Jared Hughes- Comes over via free agency from Milwaukee. Hughes has been able to specialize in keeping opposing hitters from hitting fly balls, similar to Brice. He’ll be relied upon to keep the ball in the park, a feat Reds’ relievers haven’t fared well with in the past couple of seasons.

Kevin Quackenbush- What a last name. Quackenbush comes over from San Diego, appearing in 20 games last year, throwing 26.1 innings with a porous 7.86 ERA. If that holds up, his stay in Cincinnati won’t be long.

Jackson Stephens- A wildcard who will probably have a short stay once more arms are healthy.

Zack Weiss- See Jackson Stephens.

Amir Garrett- Interesting to note that the Reds chose Mahle and Reed over Garrett for a Tuesday start against the Cubs. Garrett will be relied upon for long relief for the time being, but could easily be thrust into the rotation at any sign of struggle from one or a couple of the starters. Positive note for him was putting together a great spring with six earned runs allowed and a 21:4 K:BB in 17 Cactus League innings.

Wandy Peralta- Appeared in 69 games last year, tops among rookies in the Majors last year. Assume he’ll be the horse in the pen again this year.

Raisel Iglesias (will start on the 3-day paternity list)- Will be the no doubt closer upon return. Iglesias is one of the rare closers in baseball that can go multiple innings to get the job done. Manager Bryan Price showed no fear going to Iglesias in the eighth inning last season, as he registered eight of his 28 saves with two or more innings pitched.



Winker is expected to be part of a regular rotation of Reds outfielders this season, after appearing in 47 games last year and posting a .298 average. He’s expected to start at least one game of the Reds first series of the season. In 2017, he hit seven homers and drove in 15 runs in 121 at bats. The 24-year-old lefty has had a strong spring, hitting .347 with 10 RBIs.


In 58 at bats last season, the righty recorded 15 hits, including three home runs, and drove in 10 runs. He’s expected to be the Cincinnati’s fifth outfielder and spent time at all three outfield spots last year, with half of the time spent in center field and the other half split between right and left field.


Mesoraco’s main goal will likely be to make it through the 2018 season healthy, after being plagued by injuries in past years. He’ll back up Barnhart after appearing in 56 games last year and a combined 39 in the two seasons before that. Mesoraco hit .213 in 141 at bats last season, after recording only seven hits in 2016 and eight in 2015 in a combined 95 at bats.


After stops in Atlanta, Arizona, Pittsburgh and Texas, Gosselin has landed in Cincinnati.
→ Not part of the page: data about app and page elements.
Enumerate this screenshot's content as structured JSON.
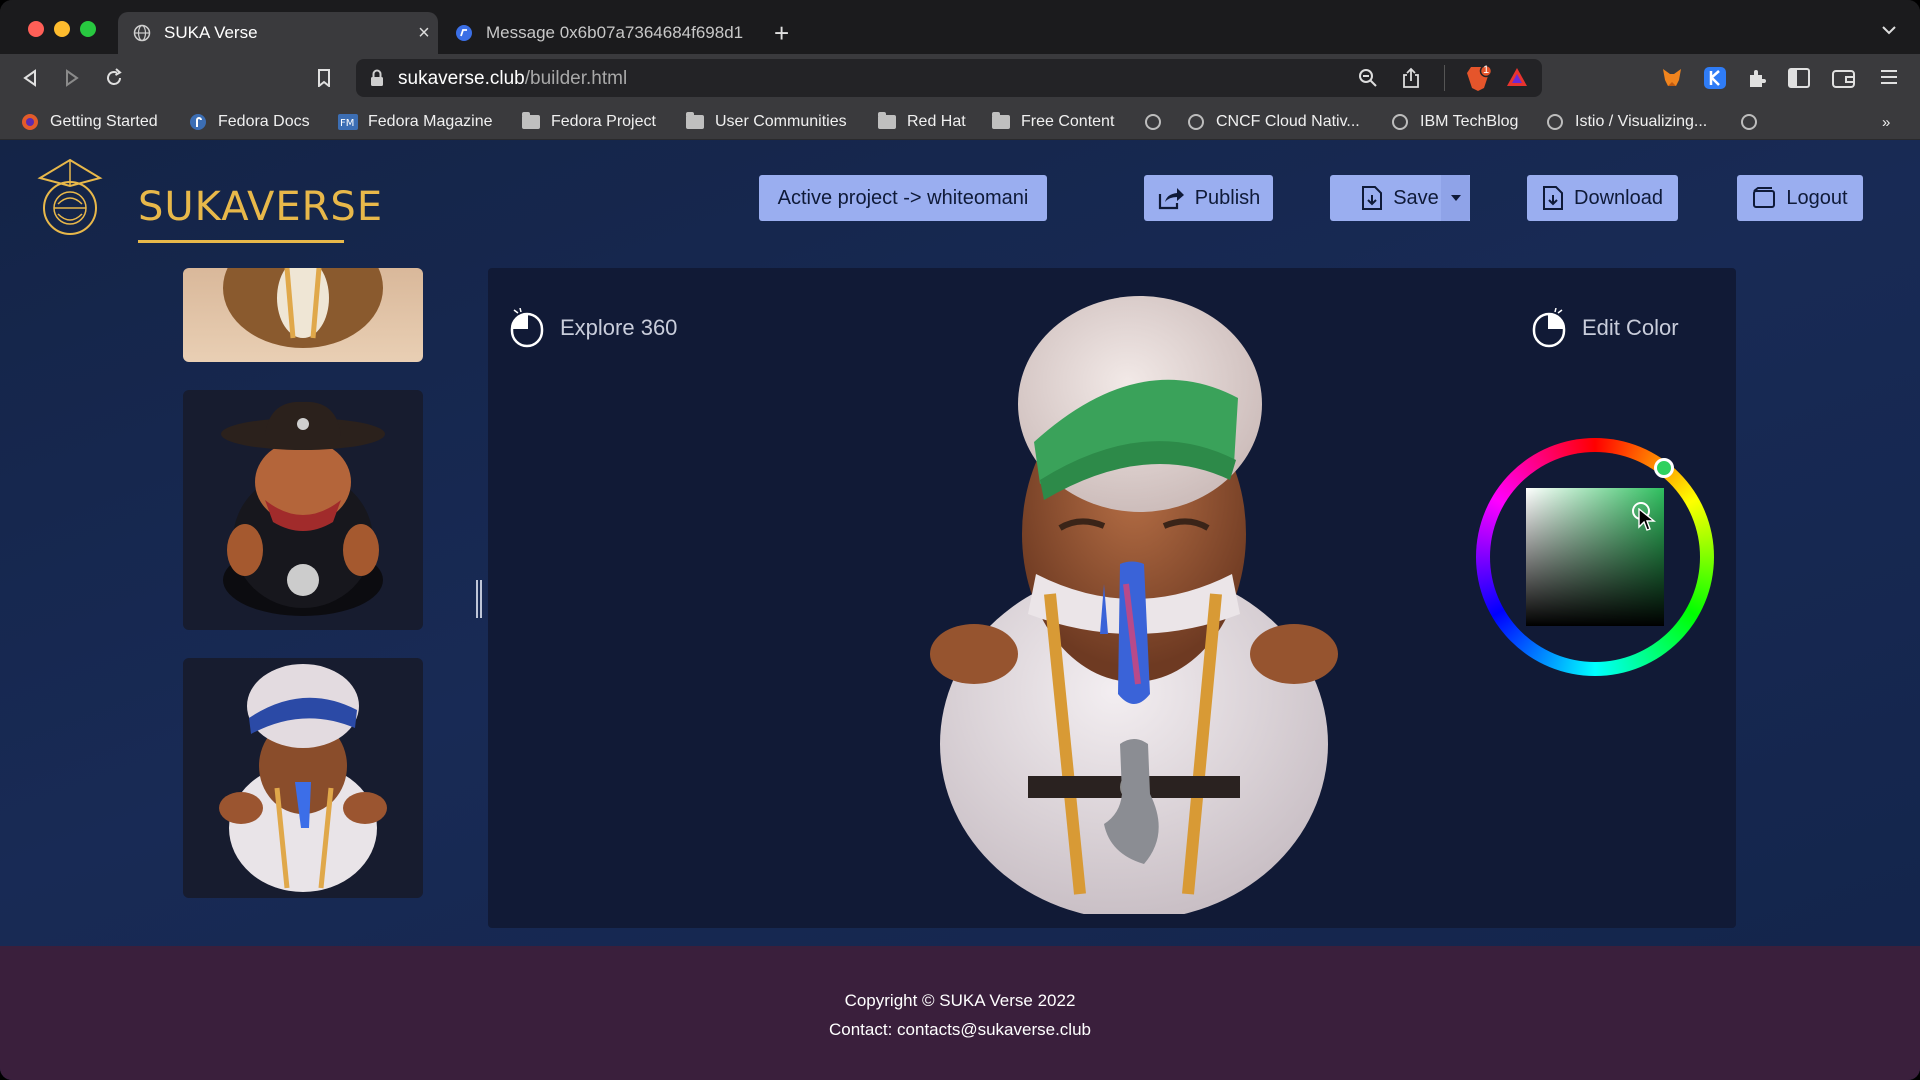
{
  "browser": {
    "tabs": [
      {
        "title": "SUKA Verse",
        "active": true
      },
      {
        "title": "Message 0x6b07a7364684f698d1",
        "active": false
      }
    ],
    "url_domain": "sukaverse.club",
    "url_path": "/builder.html",
    "bookmarks": [
      "Getting Started",
      "Fedora Docs",
      "Fedora Magazine",
      "Fedora Project",
      "User Communities",
      "Red Hat",
      "Free Content",
      "CNCF Cloud Nativ...",
      "IBM TechBlog",
      "Istio / Visualizing..."
    ],
    "brave_badge": "1"
  },
  "header": {
    "logo_text": "SUKAVERSE",
    "active_project": "Active project -> whiteomani",
    "publish_label": "Publish",
    "save_label": "Save",
    "download_label": "Download",
    "logout_label": "Logout"
  },
  "viewer": {
    "explore_label": "Explore 360",
    "edit_color_label": "Edit Color",
    "selected_hue": "#2fbf5f"
  },
  "footer": {
    "copyright": "Copyright © SUKA Verse 2022",
    "contact": "Contact: contacts@sukaverse.club"
  }
}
He appeared in a combined 40 games last season with the Pirates and Rangers and posted just a .146 average. In 256 major league games, Gosselin has recorded a .270 batting average with six home runs and 33 RBIs. He provides versatility where it may be needed, playing first base, second base, third base, shortstop, right field and left field at different points in his career, with the majority of the time coming at second.


Pennington prepares for a return to the National League after spending the last two years with the Angels and part of 2015 with Toronto. Prior to that, he spent parts of three seasons in Arizona. Like Gosselin, Pennington has appeared at multiple positions – left field, shortstop, third base, second base and first base – with the most coming at short. He’s a career .243 hitter and is coming off a season where he hit .253 in 87 games.


Evan Dennison- Reds go 74-88, finish 4th in NL Central

Jared MacDonald- Reds go 78-84, finish 4th in NL Central

Reds Logo Logo
A potent lineup paired with an inexperienced pitching staff creates optimism, skepticism


[email protected] and [email protected]